My publications all grapple with the intersection of ancient DEIA issues, and it informs my teaching too. When I began crafting my course policies to make things work for students with disabilities and illnesses, it was because I had struggled mightily with classrooms that had punished me when my body was failing to work like a healthy 20-year-old’s, and I couldn’t intuit other people’s expectations and rules. I also knew how much I’d been able to accomplish in supportive environments that played to my strengths, and I wanted to give that level of care to my students. I wouldn’t have called it DEIA work at the time; at former institutions, I often had to push back at administrators concerned that extended deadlines and remote attendance options would indicate a “lack of rigor.” Being at UMBC has been a welcome breath of fresh air, and it’s here that I’ve found like-minded colleagues who have broadened my horizons and increased my toolkit immensely.

The pandemic years stretched and stressed my resources, and I’m now collaborating with Information Technology to create a scalable and sustainable hyflex classroom model for teaching Latin language and upper level seminars. In language teaching particularly, contact hours are critical components of quality instruction and attendance issues present a major barrier to students experiencing illness and/ or caregiving responsibilities. Being able to attend Latin or Greek class from home has been a lifeline to students who would otherwise have fallen hopelessly behind after a two week illness, but the tools I have are not quite right, especially for Greek where the alphabet is different than English. Even in Latin, standard keyboards don’t allow for macron marks, a vital part of accurate Latin reading. Collaborating with UMBC’s tech experts to give my students more ways to navigate around barriers to attendance and participation in the classes where it’s most critical, and having expert support keeps my workload from becoming unsustainable.

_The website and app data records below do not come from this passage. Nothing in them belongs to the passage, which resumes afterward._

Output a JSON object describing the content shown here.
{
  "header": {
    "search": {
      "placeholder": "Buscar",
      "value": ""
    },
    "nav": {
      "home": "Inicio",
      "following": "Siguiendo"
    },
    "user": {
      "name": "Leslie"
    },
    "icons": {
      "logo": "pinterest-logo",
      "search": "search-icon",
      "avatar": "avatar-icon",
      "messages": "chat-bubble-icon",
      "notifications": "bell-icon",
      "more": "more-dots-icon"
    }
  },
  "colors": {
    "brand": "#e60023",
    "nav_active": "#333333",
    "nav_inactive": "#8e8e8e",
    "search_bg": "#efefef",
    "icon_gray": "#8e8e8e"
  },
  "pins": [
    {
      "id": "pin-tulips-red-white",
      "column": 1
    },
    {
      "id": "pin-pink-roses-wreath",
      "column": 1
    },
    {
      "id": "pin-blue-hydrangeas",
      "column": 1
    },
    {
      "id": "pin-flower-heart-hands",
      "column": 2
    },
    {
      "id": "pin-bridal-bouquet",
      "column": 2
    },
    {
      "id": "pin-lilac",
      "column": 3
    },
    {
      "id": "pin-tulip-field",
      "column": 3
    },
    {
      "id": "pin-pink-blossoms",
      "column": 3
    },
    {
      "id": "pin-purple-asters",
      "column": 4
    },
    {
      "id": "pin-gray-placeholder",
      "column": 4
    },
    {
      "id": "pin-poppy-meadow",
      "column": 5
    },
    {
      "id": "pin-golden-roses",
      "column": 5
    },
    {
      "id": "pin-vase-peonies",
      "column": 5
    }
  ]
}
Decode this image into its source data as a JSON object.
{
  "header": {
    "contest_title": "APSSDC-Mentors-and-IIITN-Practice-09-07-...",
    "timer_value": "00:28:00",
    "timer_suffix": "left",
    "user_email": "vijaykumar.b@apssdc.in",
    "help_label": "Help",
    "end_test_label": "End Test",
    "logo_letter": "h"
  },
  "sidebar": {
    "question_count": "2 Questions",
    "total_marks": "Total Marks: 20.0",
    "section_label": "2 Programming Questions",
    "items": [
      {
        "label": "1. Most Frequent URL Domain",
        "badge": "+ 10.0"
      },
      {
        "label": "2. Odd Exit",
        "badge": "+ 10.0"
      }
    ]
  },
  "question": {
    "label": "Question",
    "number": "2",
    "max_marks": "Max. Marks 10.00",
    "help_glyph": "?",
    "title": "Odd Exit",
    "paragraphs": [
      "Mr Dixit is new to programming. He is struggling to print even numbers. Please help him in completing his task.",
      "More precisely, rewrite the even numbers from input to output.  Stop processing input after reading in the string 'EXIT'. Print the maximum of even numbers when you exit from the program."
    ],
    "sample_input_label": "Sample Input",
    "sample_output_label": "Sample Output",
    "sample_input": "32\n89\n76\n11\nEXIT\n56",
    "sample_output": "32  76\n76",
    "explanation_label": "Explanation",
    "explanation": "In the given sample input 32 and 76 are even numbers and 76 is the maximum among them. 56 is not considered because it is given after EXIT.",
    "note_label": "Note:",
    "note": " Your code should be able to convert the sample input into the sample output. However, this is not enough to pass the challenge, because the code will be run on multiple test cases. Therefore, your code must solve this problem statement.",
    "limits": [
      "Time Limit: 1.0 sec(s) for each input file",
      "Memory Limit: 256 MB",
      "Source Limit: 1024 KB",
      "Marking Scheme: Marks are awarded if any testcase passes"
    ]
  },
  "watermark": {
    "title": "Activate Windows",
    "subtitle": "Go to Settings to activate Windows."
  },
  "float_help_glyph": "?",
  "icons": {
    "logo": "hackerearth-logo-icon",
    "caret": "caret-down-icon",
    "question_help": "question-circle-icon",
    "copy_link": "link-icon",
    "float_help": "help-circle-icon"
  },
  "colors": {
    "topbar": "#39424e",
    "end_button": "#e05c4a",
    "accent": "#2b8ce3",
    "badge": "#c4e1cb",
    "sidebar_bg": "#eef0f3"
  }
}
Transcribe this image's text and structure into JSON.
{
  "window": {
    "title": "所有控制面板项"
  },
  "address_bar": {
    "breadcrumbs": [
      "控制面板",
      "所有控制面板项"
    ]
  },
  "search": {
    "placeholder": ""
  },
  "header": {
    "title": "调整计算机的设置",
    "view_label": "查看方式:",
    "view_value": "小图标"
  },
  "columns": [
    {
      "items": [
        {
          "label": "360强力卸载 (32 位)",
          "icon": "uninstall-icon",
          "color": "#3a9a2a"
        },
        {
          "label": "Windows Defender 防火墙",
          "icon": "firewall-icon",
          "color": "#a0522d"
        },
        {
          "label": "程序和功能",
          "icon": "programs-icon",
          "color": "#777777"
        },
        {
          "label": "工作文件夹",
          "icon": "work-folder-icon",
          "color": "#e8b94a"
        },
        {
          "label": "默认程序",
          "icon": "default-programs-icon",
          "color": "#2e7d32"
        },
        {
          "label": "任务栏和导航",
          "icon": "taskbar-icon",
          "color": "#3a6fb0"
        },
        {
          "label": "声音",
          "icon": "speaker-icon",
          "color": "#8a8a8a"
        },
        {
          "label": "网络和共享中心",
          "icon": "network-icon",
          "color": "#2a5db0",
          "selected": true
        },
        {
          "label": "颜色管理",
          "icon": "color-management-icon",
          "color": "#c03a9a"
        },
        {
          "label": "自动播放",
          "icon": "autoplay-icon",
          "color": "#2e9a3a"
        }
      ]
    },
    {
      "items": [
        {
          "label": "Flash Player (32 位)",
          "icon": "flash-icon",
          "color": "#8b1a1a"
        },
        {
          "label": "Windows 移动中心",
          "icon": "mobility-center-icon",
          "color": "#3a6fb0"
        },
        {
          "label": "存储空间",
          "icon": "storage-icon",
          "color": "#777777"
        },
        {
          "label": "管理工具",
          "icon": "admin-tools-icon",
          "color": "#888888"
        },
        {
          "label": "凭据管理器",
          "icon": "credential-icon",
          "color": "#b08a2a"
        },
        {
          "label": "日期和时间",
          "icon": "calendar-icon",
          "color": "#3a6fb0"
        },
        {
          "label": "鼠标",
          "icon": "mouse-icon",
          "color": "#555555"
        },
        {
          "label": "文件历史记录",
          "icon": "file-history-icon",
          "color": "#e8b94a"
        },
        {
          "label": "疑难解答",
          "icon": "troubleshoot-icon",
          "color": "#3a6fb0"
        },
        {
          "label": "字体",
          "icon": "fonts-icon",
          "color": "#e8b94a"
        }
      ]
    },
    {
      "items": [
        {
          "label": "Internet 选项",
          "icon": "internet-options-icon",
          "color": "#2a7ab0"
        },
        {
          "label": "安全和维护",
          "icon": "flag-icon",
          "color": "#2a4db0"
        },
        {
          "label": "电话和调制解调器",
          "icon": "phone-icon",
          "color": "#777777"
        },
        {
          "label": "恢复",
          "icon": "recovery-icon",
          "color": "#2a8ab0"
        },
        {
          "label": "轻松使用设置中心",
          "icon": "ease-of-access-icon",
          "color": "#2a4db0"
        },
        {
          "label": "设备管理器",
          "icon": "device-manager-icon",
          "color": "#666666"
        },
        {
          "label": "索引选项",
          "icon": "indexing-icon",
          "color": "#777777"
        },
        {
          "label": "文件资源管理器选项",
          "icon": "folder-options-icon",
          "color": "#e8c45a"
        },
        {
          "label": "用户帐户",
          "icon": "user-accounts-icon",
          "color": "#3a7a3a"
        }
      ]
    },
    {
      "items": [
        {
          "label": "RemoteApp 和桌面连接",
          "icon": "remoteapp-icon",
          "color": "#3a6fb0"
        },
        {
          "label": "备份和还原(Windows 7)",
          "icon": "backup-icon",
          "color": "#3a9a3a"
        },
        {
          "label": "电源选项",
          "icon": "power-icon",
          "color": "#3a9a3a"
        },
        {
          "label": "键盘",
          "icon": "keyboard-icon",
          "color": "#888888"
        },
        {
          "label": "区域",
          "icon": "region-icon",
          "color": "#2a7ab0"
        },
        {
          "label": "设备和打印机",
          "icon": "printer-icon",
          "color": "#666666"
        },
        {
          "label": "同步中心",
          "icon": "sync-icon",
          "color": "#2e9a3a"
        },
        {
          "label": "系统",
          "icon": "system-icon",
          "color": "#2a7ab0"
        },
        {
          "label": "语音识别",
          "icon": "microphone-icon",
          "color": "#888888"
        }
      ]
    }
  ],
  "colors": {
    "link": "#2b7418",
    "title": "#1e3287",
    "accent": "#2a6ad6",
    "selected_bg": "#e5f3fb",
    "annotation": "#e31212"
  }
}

At its heart, DEIA work is prioritizing empathy as a component of professionalism. It isn’t about being correct, an amateur therapist, or lenient. Rather, it is about thinking practically about what it is you want your students to learn, then making a room in which there are many paths to that goal, including paths you didn’t think of. It need not come at the expense of your own resources, and the rewards are students who struggle less and enjoy your material more. It also opens your eyes to new paths through your research; an engaged student who is unlike you will ask you the very best questions.”